Sexual health advice for bi people
Testing regularly for STIs is important, whoever you have sex with. But for many bisexual people, it can be difficult to get the sexual healthcare they need.
Research from Stonewall has found that LGBTQ+ people still face discrimination when they access healthcare services. And bi people are no exception - they’re often left feeling like their health needs are not well understood or that they’ve had to go through unnecessary questioning about their relationships and sex life. The impact of this is that 40% of bi men and 29% of bi women are not out about their sexuality to any medical professionals. (These figures only talk about men and women because Stonewall did not have a large enough sample of non-binary people).
When we talk about bisexuality, we’re referring to anyone who’s attracted to, and has sex with, partners of different genders. Some people prefer to call this pan or pansexual, or queer.
When you have sex with people of different genders, this can all make sexual health feel pretty complicated. Depending on the types of sex that you have, you might need to think about STI transmission and preventing pregnancy.
Sexually transmitted infections can be passed on through oral sex, sharing sex toys or sexual touching. STIs are most often passed on through penetrative vaginal or anal sex, but this does not mean it’s the only way to get one. And because many STIs do not have symptoms, you can carry one without knowing about it. No matter the type of sex you’re having, it’s important to get tested.
Using a barrier method during sex will help protect you and your partner from STIs. External condoms are great for covering penises and toys, internal condoms can be used inside the vagina or anus, dental dams cover the vagina or anus for oral sex and latex gloves can be used for fisting or fingering.
Use a new barrier method when moving between sex acts - for example, if you move from anal to vaginal play, change to a new condom or pair of gloves.
Vaccinations can protect against some STIs, including HPV, hepatitis A and hepatitis B. These are available free on the NHS for people who might have a higher chance of coming into contact with these infections. If you have a penis, and so do some of your sexual partners, you should check if you’re eligible.
PEP and PrEP
Anyone can contract HIV, but transmission is more likely if you have anal sex without a condom. Knowing about PEP (post-exposure prophylaxis) and PrEP (pre-exposure prophylaxis) can help you have safer sex.
If you think you’ve been exposed to HIV, PEP is a medication that can stop you contracting the virus. It must be taken within 72 hours of sex - the sooner the better.
PrEP (pre-exposure prophylaxis) is a medication you take before sex, that reduces your risk of getting HIV. If you sometimes have sex without a condom, you might want to take PrEP as extra protection against HIV.
Condoms will prevent pregnancy as well as stop STIs. But if you want ongoing contraception, you might want to consider one of the hormonal contraceptive methods available for women and people described as female at birth.

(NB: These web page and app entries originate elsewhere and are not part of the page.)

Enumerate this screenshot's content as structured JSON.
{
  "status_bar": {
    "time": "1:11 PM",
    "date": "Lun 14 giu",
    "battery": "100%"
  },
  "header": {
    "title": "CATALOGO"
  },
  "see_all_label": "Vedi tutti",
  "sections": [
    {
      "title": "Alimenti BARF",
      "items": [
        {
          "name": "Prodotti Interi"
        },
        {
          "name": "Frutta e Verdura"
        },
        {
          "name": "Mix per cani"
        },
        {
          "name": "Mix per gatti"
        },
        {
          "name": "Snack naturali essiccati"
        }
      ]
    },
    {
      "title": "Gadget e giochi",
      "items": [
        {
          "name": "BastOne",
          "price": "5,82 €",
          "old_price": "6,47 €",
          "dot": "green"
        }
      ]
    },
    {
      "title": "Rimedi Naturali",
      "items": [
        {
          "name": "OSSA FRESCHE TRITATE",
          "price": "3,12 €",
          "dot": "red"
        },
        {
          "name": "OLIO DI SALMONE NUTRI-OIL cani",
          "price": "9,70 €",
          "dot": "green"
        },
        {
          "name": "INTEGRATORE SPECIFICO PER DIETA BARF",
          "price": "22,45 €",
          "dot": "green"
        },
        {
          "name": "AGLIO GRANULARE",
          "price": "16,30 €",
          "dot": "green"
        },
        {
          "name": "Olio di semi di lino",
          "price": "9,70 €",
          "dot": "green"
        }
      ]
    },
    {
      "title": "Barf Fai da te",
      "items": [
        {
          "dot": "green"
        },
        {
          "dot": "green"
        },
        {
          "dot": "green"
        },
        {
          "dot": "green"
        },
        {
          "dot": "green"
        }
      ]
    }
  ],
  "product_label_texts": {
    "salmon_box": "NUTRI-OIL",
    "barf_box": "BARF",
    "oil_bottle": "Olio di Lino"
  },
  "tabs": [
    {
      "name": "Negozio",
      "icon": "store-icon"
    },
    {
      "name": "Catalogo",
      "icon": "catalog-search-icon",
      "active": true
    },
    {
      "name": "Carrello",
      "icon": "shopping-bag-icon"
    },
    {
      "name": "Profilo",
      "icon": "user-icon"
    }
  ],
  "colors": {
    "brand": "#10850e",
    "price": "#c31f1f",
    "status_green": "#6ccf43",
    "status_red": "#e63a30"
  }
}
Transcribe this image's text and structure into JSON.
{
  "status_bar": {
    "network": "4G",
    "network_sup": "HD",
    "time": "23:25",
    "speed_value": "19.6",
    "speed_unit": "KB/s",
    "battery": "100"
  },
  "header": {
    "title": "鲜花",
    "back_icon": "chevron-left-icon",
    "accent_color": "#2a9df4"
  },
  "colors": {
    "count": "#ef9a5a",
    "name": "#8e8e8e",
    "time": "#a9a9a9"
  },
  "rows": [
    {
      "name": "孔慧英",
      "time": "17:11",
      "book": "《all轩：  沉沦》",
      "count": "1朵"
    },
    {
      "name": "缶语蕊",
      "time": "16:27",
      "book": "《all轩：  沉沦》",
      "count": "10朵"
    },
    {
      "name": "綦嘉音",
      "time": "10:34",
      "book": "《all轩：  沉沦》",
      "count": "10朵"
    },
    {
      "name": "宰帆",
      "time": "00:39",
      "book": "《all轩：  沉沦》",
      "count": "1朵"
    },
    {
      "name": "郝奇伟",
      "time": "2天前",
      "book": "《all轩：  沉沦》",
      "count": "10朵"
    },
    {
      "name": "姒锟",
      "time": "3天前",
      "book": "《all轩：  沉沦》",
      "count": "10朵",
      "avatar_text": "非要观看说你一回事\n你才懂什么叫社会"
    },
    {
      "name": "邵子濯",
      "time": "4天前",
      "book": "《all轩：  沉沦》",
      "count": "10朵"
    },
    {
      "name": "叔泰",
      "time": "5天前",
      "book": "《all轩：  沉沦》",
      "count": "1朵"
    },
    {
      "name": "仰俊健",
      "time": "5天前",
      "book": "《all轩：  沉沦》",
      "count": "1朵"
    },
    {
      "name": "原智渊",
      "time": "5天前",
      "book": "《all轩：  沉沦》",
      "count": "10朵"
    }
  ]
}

These often have benefits that go beyond preventing pregnancy - like giving you control over when you have a period, or helping improve your skin - so it could be worth exploring the pros and cons of these contraceptive methods.